Once again, another place where the Universe is going to make this difficult for us. Proving, once and for all that there’s alien life on another world. It should be straightforward, look for biosignatures, but it looks like there are natural sources that could explain almost any chemical we could hope to search for.
As astronomers started to discover planets orbiting other stars, they immediately realized that their expectations would need to be tossed out. Hot jupiters? Pulsars with planets? We’re now decades into this task, and the Universe is continuing to surprise us.
How old are Saturn’s rings? They could be brand new, or they could be as ancient as the Solar System itself. Planetary scientists thought they knew the answer thanks to new data from Cassini, but new ideas are calling even that into question.
Thanks to all the work from Hayabusa 2 and OSIRIS-REx, astronomers are getting a much better look at the smaller asteroids in the Solar System. It turns out, they’re piles of rubble… but fascinating piles of rubble. Let’s talk about what we’ve learned so far.
People always want to know how old everything is. And more specifically, they want to know how we know how old everything is. Well, here at Astronomy Cast, it’s our job to tell you now only what we know, but how we know what we know. And today we’ll begin a series on how we know how old everything is.
It’s cold right now. Okay, fine, here on Vancouver Island, it’s actually pretty warm. But for the rest of Canada and big parts of the US, it’s terrifyingly cold. Colder than Mars or the North Pole cold. This is all thanks to the break up of the polar vortex. What are polar vertices, how do they form, and where else to we find them in the Solar System?
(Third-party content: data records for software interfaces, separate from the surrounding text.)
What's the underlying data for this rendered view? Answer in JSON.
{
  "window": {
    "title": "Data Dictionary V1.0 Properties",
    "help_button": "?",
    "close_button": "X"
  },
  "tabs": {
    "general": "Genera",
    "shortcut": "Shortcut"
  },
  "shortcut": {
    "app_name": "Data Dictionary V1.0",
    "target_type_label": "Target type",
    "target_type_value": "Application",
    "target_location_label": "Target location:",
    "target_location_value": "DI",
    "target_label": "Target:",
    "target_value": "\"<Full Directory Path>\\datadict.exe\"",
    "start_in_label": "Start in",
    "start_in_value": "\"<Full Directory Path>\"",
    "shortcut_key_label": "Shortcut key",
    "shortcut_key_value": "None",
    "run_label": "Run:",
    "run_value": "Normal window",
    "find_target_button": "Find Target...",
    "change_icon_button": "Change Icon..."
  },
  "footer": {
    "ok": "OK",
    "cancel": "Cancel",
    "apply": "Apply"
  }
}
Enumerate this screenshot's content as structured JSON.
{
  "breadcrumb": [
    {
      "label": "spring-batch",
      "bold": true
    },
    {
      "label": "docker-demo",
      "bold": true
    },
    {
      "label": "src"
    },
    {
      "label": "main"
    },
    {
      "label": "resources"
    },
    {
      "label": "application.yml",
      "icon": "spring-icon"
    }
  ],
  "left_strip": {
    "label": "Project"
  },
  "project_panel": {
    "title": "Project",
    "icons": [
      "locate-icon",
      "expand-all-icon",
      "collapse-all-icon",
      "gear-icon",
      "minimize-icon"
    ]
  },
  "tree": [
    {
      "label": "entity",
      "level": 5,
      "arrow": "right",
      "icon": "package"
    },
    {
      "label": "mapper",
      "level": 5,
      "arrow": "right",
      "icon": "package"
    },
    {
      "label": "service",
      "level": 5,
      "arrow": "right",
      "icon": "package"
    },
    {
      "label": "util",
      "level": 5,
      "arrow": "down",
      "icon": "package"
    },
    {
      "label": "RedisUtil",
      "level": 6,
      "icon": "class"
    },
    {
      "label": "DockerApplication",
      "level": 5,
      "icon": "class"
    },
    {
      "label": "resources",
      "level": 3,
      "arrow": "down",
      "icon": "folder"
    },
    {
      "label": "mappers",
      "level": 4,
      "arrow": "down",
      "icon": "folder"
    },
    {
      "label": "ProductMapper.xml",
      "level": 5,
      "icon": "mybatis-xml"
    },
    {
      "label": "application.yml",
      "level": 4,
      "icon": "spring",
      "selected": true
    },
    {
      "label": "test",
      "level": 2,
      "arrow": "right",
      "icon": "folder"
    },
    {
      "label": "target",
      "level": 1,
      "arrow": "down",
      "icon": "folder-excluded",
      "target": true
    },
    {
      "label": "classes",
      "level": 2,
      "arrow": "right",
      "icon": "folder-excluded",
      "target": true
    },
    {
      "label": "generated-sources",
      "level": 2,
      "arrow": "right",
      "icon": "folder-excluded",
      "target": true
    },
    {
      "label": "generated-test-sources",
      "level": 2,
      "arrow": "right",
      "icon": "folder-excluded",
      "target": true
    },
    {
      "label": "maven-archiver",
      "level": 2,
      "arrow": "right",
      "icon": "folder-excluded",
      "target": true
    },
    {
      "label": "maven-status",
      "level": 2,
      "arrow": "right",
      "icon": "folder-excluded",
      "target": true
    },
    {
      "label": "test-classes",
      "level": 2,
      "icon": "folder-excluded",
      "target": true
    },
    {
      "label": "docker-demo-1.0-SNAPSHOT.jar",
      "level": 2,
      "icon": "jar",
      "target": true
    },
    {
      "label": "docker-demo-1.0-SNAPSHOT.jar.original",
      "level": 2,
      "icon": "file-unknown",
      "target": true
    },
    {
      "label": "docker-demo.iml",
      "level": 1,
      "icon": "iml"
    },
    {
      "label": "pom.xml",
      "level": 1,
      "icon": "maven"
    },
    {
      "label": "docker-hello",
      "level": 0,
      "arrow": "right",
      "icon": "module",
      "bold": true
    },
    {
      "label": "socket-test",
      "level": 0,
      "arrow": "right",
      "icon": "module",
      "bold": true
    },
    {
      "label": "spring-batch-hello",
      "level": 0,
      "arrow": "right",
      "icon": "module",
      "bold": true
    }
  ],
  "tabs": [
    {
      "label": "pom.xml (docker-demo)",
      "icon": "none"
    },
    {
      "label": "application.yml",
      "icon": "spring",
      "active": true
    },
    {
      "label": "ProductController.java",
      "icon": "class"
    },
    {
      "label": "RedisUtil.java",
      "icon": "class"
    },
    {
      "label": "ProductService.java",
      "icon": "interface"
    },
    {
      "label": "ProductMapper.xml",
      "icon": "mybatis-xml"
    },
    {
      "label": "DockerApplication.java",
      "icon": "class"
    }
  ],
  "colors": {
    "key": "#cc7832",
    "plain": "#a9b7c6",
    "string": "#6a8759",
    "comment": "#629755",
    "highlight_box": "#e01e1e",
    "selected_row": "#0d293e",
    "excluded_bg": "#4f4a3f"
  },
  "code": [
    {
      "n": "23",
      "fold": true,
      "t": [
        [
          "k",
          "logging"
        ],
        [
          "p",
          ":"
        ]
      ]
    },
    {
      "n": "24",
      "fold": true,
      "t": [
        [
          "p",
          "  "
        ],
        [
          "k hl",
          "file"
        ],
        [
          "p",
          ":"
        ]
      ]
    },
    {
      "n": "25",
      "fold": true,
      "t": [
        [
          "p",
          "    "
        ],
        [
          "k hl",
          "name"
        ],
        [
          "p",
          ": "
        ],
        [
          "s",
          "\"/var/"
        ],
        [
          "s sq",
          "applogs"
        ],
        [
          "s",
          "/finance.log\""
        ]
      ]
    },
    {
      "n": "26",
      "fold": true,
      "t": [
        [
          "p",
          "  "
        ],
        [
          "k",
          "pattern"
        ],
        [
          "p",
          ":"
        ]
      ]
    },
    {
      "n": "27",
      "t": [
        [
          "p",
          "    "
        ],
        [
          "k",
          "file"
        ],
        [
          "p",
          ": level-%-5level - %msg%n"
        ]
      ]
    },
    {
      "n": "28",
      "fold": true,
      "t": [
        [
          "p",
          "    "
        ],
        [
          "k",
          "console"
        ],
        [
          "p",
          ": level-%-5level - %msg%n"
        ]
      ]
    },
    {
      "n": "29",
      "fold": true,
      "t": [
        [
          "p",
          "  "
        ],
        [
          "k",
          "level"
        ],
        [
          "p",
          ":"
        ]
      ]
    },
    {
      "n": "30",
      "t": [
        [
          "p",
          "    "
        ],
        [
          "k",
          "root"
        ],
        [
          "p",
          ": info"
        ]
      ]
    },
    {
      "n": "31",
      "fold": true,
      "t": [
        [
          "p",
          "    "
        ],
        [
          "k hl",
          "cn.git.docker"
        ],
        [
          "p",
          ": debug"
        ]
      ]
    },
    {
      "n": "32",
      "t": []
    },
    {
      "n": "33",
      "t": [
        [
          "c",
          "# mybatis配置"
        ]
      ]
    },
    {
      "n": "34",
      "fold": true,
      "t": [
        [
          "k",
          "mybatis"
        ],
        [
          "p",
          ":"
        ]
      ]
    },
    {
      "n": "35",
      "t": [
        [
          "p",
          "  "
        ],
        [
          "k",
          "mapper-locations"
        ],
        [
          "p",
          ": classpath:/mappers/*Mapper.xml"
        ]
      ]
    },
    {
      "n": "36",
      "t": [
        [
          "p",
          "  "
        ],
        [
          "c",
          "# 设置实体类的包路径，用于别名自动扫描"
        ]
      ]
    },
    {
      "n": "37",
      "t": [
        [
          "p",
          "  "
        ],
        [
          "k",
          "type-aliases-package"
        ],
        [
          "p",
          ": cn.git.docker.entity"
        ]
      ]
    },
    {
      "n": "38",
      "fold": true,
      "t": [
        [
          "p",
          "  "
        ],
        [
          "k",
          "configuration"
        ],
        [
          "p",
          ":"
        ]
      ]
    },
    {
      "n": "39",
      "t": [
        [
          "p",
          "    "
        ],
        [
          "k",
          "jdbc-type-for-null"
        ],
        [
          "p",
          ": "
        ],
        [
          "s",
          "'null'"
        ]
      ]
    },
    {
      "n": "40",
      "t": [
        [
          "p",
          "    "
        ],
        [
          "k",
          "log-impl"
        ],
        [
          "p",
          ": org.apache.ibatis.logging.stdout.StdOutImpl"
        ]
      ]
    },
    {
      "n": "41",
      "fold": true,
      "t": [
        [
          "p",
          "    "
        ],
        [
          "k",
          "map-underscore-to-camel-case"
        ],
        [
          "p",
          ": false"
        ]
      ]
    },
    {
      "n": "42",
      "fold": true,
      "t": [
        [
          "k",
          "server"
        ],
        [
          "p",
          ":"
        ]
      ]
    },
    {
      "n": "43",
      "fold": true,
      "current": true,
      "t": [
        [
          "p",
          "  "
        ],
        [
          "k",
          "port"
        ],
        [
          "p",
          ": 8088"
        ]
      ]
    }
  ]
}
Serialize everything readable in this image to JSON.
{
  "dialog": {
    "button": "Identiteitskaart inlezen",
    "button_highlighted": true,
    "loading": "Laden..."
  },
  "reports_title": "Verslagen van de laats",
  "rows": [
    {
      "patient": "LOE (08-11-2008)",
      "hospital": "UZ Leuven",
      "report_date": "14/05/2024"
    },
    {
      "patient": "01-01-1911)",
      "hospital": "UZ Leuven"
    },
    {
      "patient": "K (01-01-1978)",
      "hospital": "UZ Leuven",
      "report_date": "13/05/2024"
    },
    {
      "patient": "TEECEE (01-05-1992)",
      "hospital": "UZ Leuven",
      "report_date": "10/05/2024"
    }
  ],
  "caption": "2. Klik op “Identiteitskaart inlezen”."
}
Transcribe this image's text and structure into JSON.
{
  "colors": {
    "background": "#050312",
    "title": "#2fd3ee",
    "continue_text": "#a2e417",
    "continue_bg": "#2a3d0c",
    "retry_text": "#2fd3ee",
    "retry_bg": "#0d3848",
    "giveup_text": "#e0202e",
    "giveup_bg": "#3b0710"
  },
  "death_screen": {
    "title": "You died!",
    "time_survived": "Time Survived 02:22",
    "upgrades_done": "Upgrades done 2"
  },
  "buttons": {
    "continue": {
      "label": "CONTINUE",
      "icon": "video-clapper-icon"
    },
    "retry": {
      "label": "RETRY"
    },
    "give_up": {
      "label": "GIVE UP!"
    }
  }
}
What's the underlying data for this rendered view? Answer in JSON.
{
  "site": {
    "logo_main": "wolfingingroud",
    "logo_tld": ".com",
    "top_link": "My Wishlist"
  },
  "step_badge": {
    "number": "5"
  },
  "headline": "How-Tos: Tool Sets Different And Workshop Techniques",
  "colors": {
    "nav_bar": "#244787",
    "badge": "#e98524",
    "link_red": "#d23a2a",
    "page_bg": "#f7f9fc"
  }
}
We’re always interested in the surface features of the planets and moons in the Solar System, but that’s only skin deep. It turns out, these worlds have an interesting inner life too. Thanks to the science of seismology, we can peer into our planet and learn how it works… inside. And we’re about to take that technology to Mars.